Leverage local SEO and influencers to boost your business’s position in SERPs
If you’re a small business looking to get noticed on the organic search landscape with a limited budget, you’ll need to pick your battles wisely and arm yourself with a realistic and informed approach. Here are some useful things for small businesses and entrepreneurs to consider:
1. If you are a local business, focus your organic search efforts there first.
Traffic from local visitors is intentful and often more likely to convert – so it should not be overlooked. Also, the good news is that you’ll often find it much easier to dominate the organic SERPs for local search queries than you will do for broad, non-geotargeted queries. Google estimates that over 20% of all search has a local intent, so it’s worth pouncing on the opportunity.

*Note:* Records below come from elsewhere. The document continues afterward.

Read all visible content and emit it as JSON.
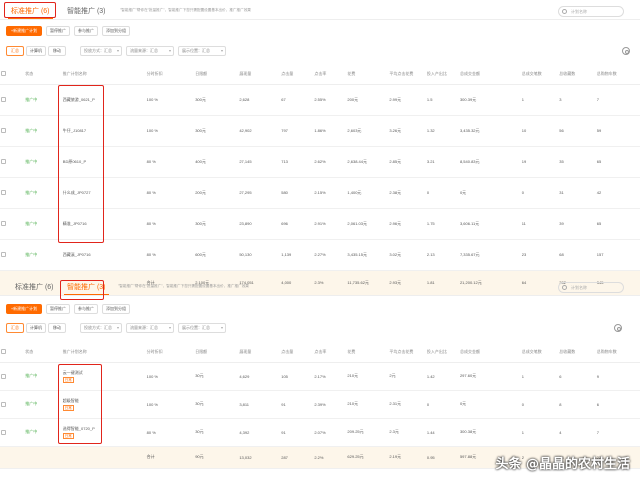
{
  "panel1": {
    "tabs": [
      {
        "label": "标准推广 (6)",
        "active": true
      },
      {
        "label": "智能推广 (3)",
        "active": false
      }
    ],
    "hint": "\"智能推广\"帮你在\"批量推广\"，智能推广下您只需配置设置基本出价，推广推广效果",
    "search_placeholder": "计划名称",
    "toolbar": {
      "new": "+新建推广计划",
      "pause": "暂停推广",
      "join": "参与推广",
      "add": "添加到分组"
    },
    "filters": [
      "汇总",
      "计算机",
      "移动"
    ],
    "dropdowns": [
      "投放方式：汇总",
      "流量来源：汇总",
      "展示位置：汇总"
    ],
    "headers": [
      "状态",
      "推广计划名称",
      "分时折扣",
      "日限额",
      "展现量",
      "点击量",
      "点击率",
      "花费",
      "平均点击花费",
      "投入产出比",
      "总成交金额",
      "总成交笔数",
      "总收藏数",
      "总购物车数"
    ],
    "rows": [
      {
        "status": "推广中",
        "name": "西藏旅游_0621_P",
        "discount": "100 %",
        "limit": "300元",
        "show": "2,628",
        "click": "67",
        "ctr": "2.55%",
        "cost": "200元",
        "cpc": "2.99元",
        "roi": "1.5",
        "gmv": "300.39元",
        "orders": "1",
        "fav": "3",
        "cart": "7"
      },
      {
        "status": "推广中",
        "name": "牛仔_J10817",
        "discount": "100 %",
        "limit": "300元",
        "show": "42,902",
        "click": "797",
        "ctr": "1.86%",
        "cost": "2,603元",
        "cpc": "3.26元",
        "roi": "1.32",
        "gmv": "3,435.32元",
        "orders": "10",
        "fav": "56",
        "cart": "59"
      },
      {
        "status": "推广中",
        "name": "BD原0610_P",
        "discount": "80 %",
        "limit": "400元",
        "show": "27,145",
        "click": "713",
        "ctr": "2.62%",
        "cost": "2,638.44元",
        "cpc": "2.85元",
        "roi": "3.21",
        "gmv": "8,540.83元",
        "orders": "19",
        "fav": "35",
        "cart": "65"
      },
      {
        "status": "推广中",
        "name": "什么成_JP0727",
        "discount": "80 %",
        "limit": "200元",
        "show": "27,295",
        "click": "580",
        "ctr": "2.15%",
        "cost": "1,400元",
        "cpc": "2.38元",
        "roi": "0",
        "gmv": "0元",
        "orders": "0",
        "fav": "31",
        "cart": "42"
      },
      {
        "status": "推广中",
        "name": "精准_JP0716",
        "discount": "80 %",
        "limit": "300元",
        "show": "23,890",
        "click": "696",
        "ctr": "2.91%",
        "cost": "2,061.03元",
        "cpc": "2.96元",
        "roi": "1.75",
        "gmv": "3,606.11元",
        "orders": "11",
        "fav": "39",
        "cart": "65"
      },
      {
        "status": "推广中",
        "name": "西藏溪_JP0716",
        "discount": "80 %",
        "limit": "600元",
        "show": "50,130",
        "click": "1,139",
        "ctr": "2.27%",
        "cost": "3,435.15元",
        "cpc": "3.02元",
        "roi": "2.13",
        "gmv": "7,335.67元",
        "orders": "23",
        "fav": "68",
        "cart": "157"
      }
    ],
    "total": {
      "label": "合计",
      "limit": "2,100元",
      "show": "174,051",
      "click": "4,000",
      "ctr": "2.3%",
      "cost": "11,735.62元",
      "cpc": "2.93元",
      "roi": "1.81",
      "gmv": "21,200.12元",
      "orders": "64",
      "fav": "232",
      "cart": "345"
    }
  },
  "panel2": {
    "tabs": [
      {
        "label": "标准推广 (6)",
        "active": false
      },
      {
        "label": "智能推广 (3)",
        "active": true
      }
    ],
    "hint": "\"智能推广\"帮你在\"批量推广\"，智能推广下您只需配置设置基本出价，推广推广效果",
    "search_placeholder": "计划名称",
    "toolbar": {
      "new": "+新建推广计划",
      "pause": "暂停推广",
      "join": "参与推广",
      "add": "添加到分组"
    },
    "filters": [
      "汇总",
      "计算机",
      "移动"
    ],
    "dropdowns": [
      "投放方式：汇总",
      "流量来源：汇总",
      "展示位置：汇总"
    ],
    "headers": [
      "状态",
      "推广计划名称",
      "分时折扣",
      "日限额",
      "展现量",
      "点击量",
      "点击率",
      "花费",
      "平均点击花费",
      "投入产出比",
      "总成交金额",
      "总成交笔数",
      "总收藏数",
      "总购物车数"
    ],
    "rows": [
      {
        "status": "推广中",
        "name": "云一键测试",
        "tag": "日常",
        "discount": "100 %",
        "limit": "30元",
        "show": "4,629",
        "click": "105",
        "ctr": "2.17%",
        "cost": "210元",
        "cpc": "2元",
        "roi": "1.42",
        "gmv": "297.60元",
        "orders": "1",
        "fav": "6",
        "cart": "9"
      },
      {
        "status": "推广中",
        "name": "超级智能",
        "tag": "日常",
        "discount": "100 %",
        "limit": "30元",
        "show": "3,811",
        "click": "91",
        "ctr": "2.39%",
        "cost": "210元",
        "cpc": "2.31元",
        "roi": "0",
        "gmv": "0元",
        "orders": "0",
        "fav": "8",
        "cart": "6"
      },
      {
        "status": "推广中",
        "name": "选得智能_0720_P",
        "tag": "日常",
        "discount": "80 %",
        "limit": "30元",
        "show": "4,392",
        "click": "91",
        "ctr": "2.07%",
        "cost": "209.25元",
        "cpc": "2.3元",
        "roi": "1.44",
        "gmv": "300.38元",
        "orders": "1",
        "fav": "4",
        "cart": "7"
      }
    ],
    "total": {
      "label": "合计",
      "limit": "90元",
      "show": "13,032",
      "click": "287",
      "ctr": "2.2%",
      "cost": "629.25元",
      "cpc": "2.19元",
      "roi": "0.95",
      "gmv": "597.88元",
      "orders": "2",
      "fav": "18",
      "cart": "22"
    }
  },
  "watermark": "头条 @晶晶的农村生活"
}
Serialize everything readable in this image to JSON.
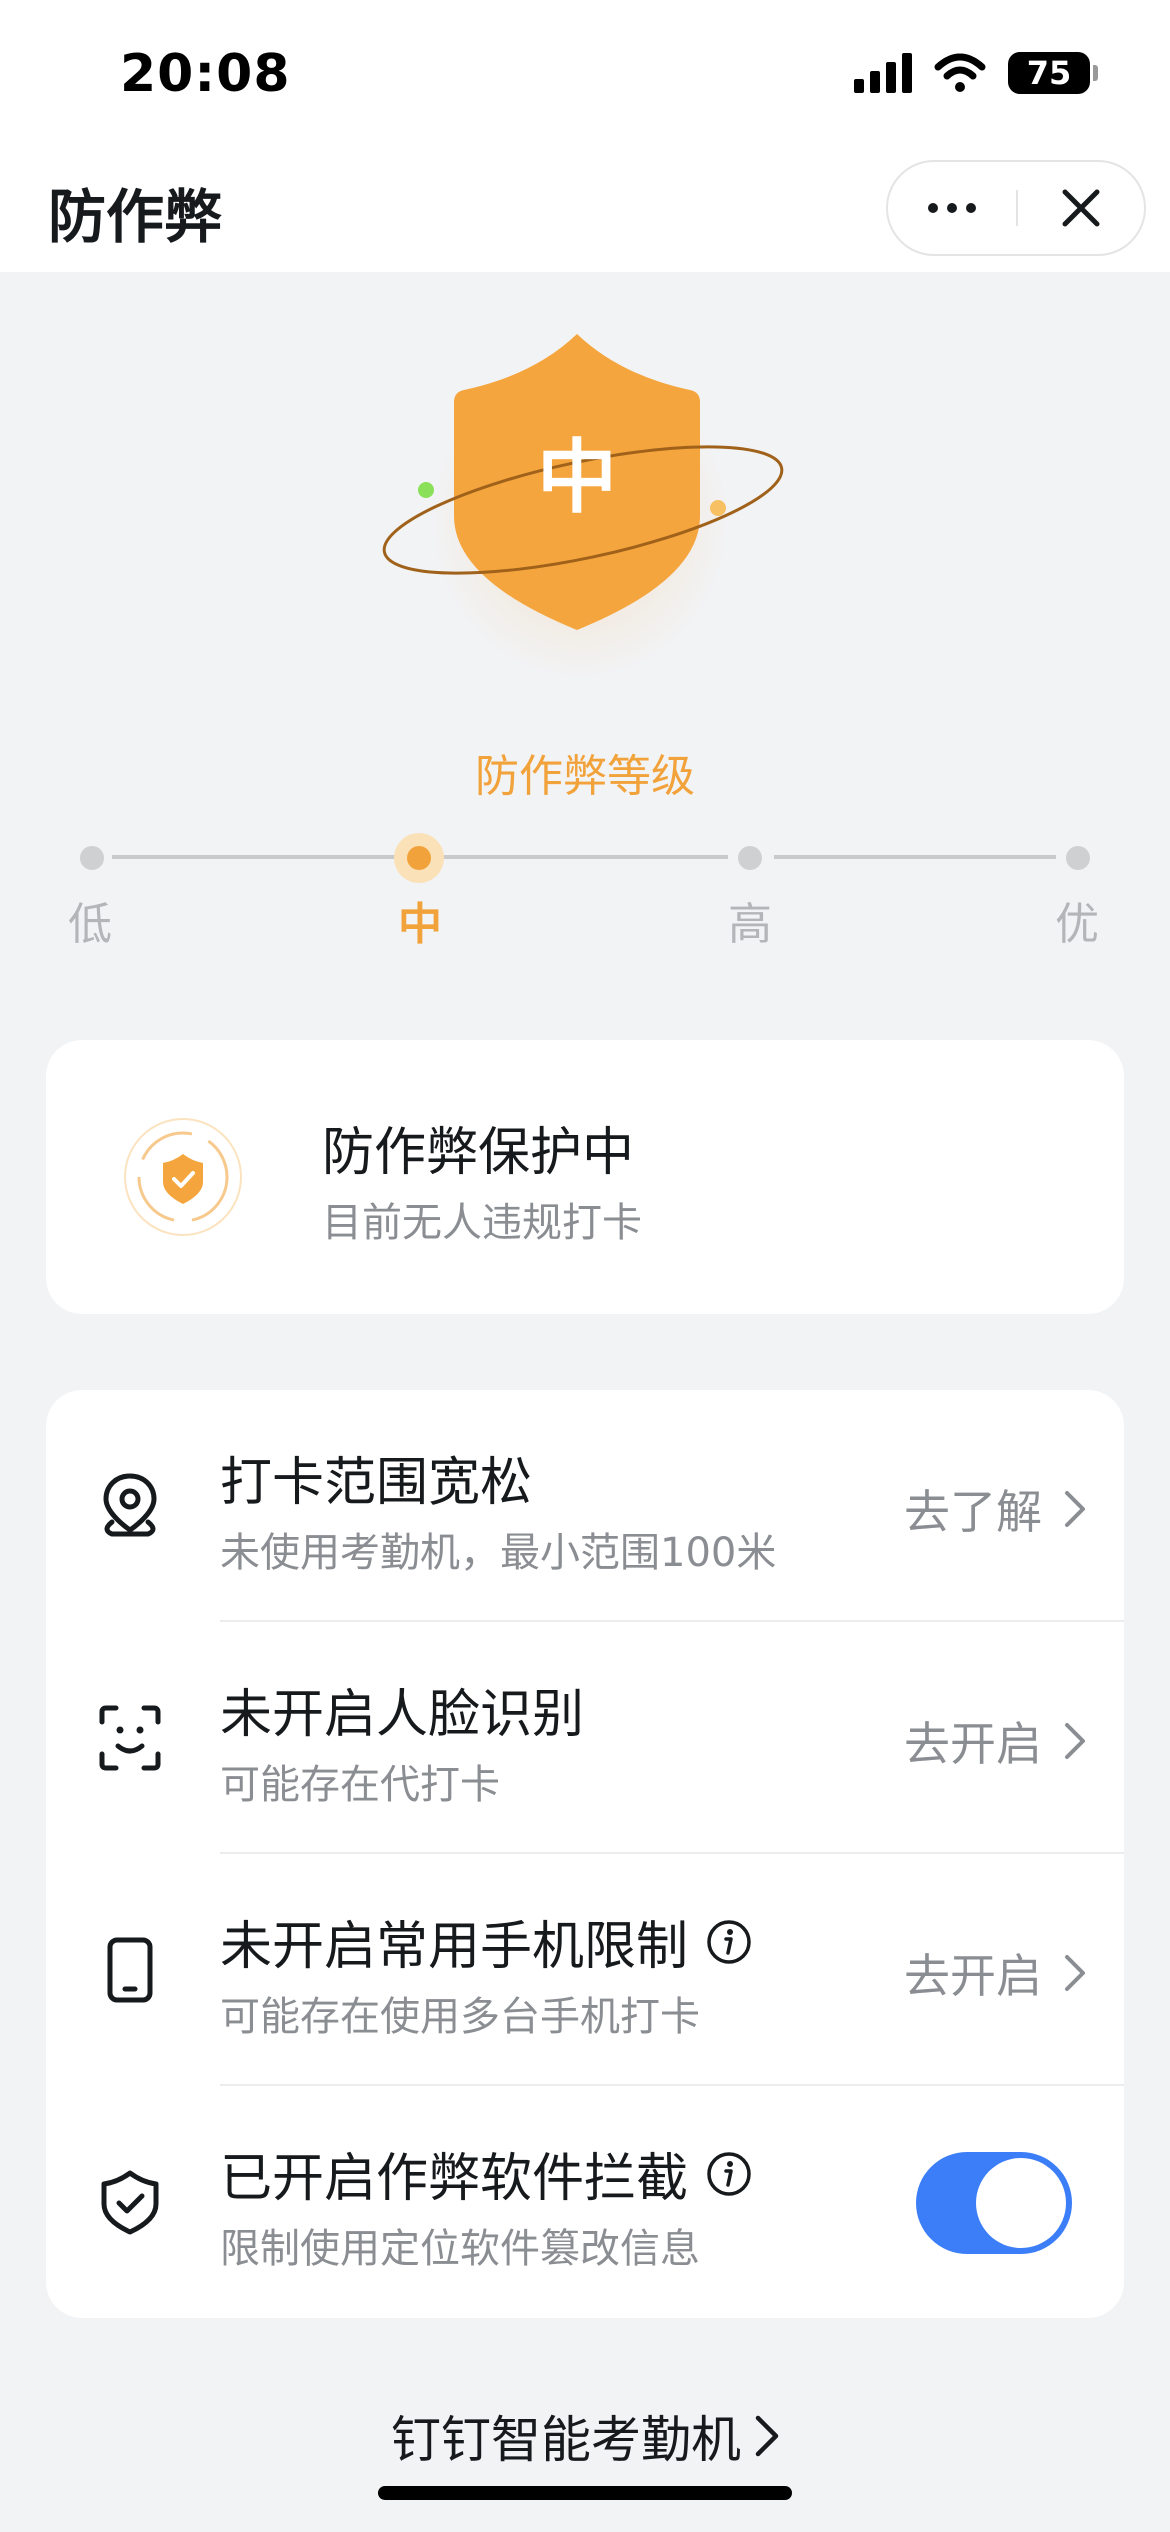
{
  "status_bar": {
    "time": "20:08",
    "battery": "75"
  },
  "nav": {
    "title": "防作弊"
  },
  "hero": {
    "shield_label": "中",
    "level_title": "防作弊等级"
  },
  "levels": [
    {
      "label": "低",
      "active": false
    },
    {
      "label": "中",
      "active": true
    },
    {
      "label": "高",
      "active": false
    },
    {
      "label": "优",
      "active": false
    }
  ],
  "status_card": {
    "title": "防作弊保护中",
    "subtitle": "目前无人违规打卡"
  },
  "items": [
    {
      "title": "打卡范围宽松",
      "subtitle": "未使用考勤机，最小范围100米",
      "action": "去了解",
      "icon": "location-pin-icon",
      "info": false
    },
    {
      "title": "未开启人脸识别",
      "subtitle": "可能存在代打卡",
      "action": "去开启",
      "icon": "face-scan-icon",
      "info": false
    },
    {
      "title": "未开启常用手机限制",
      "subtitle": "可能存在使用多台手机打卡",
      "action": "去开启",
      "icon": "phone-icon",
      "info": true
    },
    {
      "title": "已开启作弊软件拦截",
      "subtitle": "限制使用定位软件篡改信息",
      "toggle_on": true,
      "icon": "shield-check-icon",
      "info": true
    }
  ],
  "footer": {
    "link": "钉钉智能考勤机"
  },
  "colors": {
    "accent": "#f2a23a",
    "toggle": "#3b7ef8",
    "text": "#171a1d",
    "muted": "#8a8d92",
    "background": "#f2f3f5"
  }
}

2. From an SEO perspective, many claim that 2016 is the ‘year of the influencer’.
Influencer partnerships are a great way of boosting visibility and leveraging another person or brand’s audience to help promote your business. Find a person, organisation or company that is somehow related to your field (but not a competitor) and think of ways that you can collaborate to utilise each other’s network constructively. This can prove a successful way of increasing reach, strengthening brand awareness and building wider audiences.
In 2015, Jellyfish ran an influencer marketing campaign as part of our SEO activity for a key e-commerce client. In doing so, we partnered with influencers to produce and promote high-quality and unique niche content across relevant audiences and networks. The enhanced brand reach and engagement for our client had an exceptional impact on performance, with record-breaking growth for the business, both in terms of search performance and sales.
Results across the year included:
- 28% uplift in keyword visibility across high-value search query portfolios in 9 months
- 72% YoY increase in SEO traffic
- 103% YoY growth in organic product revenue
Snapshot of SEO Visibility over time. Searchmetrics
Snapshot of organic traffic over time. Google Analytics
3. Know the size of the opportunity.
A common mistake with SEO is not doing the research needed to understand what potential there is, leading to unrealistic expectations or a lack of goals and KPIs within your campaign. Tools such as Google’s Keyword Planner and Google Trends are good starting points for ascertaining the size of the market that you are targeting online, trends, demand and seasonality.
4. Keep an eye on your competitors.
In understanding their strategies, wins and losses, you’ll be in a far better position to fine-tune your approach to SEO and learn what is most likely to displace them in Google’s organic SERPs. Some great tools for monitoring this are Moz, Searchmetrics and SEM Rush.
Demonstrate the great things you are doing by encouraging happy customers to leave their positive sentiment on review platforms such as Feefo, Trustpilot or Reevo. You can also use schema mark-up to shout about how great you are in the SERPs, giving new prospects the confidence that they need to invest in your brand and increasing your natural click-through rate from search engines. SEO is increasingly being used as a trust building and reputation management channel.
6. Google’s Search Console is an SEO essential for a business of any size.
It allows you to monitor the wellbeing of your website easily and effectively, ensuring that technical problems that might affect your SEO visibility are brought to your attention and can be dealt with before becoming harmful. And, the good news is that it’s free.
7. No one-trick ponies.
In most scenarios, success in SEO is dependent on addressing a wide variety of factors, which cumulatively produce positive results. It is unusual for a campaign’s success to be determined by one single factor; an SEO specialist will typically be required to undertake technical, content and syndication tasks to drive success in the organic search results. So be varied in your approach, keep your ideas fresh and always ask yourself whether your work is likely to add value to a user’s experience on the web. If the answer is ‘yes’, you’re probably heading in the right direction!
SEO is a process of continued optimisation; you rarely get things 100% right the first time around and, in most cases, there is no distinct finishing line. Learn from your mistakes, be patient, persist and set realistic goals. Use the methodology “test, analyse, refine, repeat”.